• Input records
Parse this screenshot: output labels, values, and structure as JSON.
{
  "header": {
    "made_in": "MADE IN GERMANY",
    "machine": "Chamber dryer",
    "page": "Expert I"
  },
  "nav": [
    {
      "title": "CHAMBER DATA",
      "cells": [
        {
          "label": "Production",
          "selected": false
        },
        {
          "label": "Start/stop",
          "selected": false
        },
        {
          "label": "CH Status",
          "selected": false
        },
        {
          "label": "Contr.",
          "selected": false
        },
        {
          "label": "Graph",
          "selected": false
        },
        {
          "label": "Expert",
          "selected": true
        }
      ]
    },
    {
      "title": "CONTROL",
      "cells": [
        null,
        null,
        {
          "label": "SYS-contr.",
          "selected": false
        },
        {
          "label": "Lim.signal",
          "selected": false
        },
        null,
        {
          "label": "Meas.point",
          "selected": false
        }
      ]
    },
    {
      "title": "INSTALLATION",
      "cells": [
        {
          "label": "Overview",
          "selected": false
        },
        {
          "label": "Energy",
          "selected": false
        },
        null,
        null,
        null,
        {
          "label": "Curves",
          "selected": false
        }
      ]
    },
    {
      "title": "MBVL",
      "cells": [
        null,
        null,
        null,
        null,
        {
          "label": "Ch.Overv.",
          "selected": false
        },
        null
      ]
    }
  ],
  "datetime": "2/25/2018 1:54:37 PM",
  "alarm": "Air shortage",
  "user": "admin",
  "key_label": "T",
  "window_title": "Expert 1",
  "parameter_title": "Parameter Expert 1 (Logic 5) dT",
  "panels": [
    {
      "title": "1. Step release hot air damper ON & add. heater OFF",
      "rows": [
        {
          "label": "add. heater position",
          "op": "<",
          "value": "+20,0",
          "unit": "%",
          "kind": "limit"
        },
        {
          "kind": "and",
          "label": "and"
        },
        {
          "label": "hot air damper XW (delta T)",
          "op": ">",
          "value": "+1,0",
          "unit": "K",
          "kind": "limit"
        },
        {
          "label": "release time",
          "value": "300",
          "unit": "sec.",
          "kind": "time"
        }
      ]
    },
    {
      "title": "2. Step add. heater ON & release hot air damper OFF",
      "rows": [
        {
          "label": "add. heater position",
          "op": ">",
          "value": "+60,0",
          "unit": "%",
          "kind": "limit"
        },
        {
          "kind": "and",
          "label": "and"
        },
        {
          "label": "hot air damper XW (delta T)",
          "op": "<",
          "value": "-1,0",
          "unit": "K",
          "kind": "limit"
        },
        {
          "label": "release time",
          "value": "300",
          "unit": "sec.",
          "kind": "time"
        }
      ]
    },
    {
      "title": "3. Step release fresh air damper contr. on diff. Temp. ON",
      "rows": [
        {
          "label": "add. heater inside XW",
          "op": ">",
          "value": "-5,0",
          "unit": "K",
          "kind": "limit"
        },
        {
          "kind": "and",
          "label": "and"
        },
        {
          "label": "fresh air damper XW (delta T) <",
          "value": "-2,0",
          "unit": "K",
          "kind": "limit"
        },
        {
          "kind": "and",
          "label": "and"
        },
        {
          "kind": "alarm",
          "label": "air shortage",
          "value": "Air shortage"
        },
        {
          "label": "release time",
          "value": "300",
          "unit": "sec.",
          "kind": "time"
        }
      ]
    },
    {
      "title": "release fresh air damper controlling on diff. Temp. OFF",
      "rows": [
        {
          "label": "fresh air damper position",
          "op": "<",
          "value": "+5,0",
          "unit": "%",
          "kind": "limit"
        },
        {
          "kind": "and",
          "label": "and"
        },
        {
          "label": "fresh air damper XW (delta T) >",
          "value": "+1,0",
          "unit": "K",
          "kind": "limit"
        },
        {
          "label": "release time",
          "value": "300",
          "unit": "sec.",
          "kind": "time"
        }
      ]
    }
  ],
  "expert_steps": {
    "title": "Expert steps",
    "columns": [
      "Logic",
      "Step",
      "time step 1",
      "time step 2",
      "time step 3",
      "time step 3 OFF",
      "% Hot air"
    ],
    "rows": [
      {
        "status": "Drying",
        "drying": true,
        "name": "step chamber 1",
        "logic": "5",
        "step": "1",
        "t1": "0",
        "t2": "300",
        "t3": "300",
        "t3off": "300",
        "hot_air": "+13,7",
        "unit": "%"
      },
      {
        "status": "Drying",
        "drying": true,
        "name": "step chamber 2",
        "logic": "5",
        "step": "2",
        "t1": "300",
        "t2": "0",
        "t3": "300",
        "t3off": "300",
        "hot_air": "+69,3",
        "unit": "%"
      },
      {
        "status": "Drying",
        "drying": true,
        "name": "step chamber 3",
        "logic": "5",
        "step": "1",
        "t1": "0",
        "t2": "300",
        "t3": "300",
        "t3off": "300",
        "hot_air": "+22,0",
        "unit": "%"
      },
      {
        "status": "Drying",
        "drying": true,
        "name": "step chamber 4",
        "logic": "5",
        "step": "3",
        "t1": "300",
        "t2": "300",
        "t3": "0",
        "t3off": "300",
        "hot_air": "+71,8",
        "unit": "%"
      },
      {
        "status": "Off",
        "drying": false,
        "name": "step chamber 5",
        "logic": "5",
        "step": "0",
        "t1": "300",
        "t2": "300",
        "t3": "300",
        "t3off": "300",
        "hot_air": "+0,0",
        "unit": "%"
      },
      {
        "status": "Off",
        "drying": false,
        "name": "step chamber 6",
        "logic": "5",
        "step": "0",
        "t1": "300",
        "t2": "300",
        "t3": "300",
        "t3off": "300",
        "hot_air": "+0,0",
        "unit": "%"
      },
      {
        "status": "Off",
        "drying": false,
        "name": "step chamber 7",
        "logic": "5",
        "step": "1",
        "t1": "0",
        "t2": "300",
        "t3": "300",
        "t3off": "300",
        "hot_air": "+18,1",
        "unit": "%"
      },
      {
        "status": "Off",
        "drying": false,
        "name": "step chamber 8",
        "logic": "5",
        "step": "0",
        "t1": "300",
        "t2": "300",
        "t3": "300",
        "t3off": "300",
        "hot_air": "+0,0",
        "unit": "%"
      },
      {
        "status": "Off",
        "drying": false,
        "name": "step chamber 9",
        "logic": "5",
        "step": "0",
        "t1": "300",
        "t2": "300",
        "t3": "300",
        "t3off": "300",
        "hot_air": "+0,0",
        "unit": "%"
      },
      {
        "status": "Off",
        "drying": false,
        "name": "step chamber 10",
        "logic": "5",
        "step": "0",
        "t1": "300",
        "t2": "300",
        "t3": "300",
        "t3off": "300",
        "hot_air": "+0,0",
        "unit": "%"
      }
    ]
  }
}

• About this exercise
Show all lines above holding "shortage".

• Written response
  "alarm": "Air shortage",
          "label": "air shortage",
          "value": "Air shortage"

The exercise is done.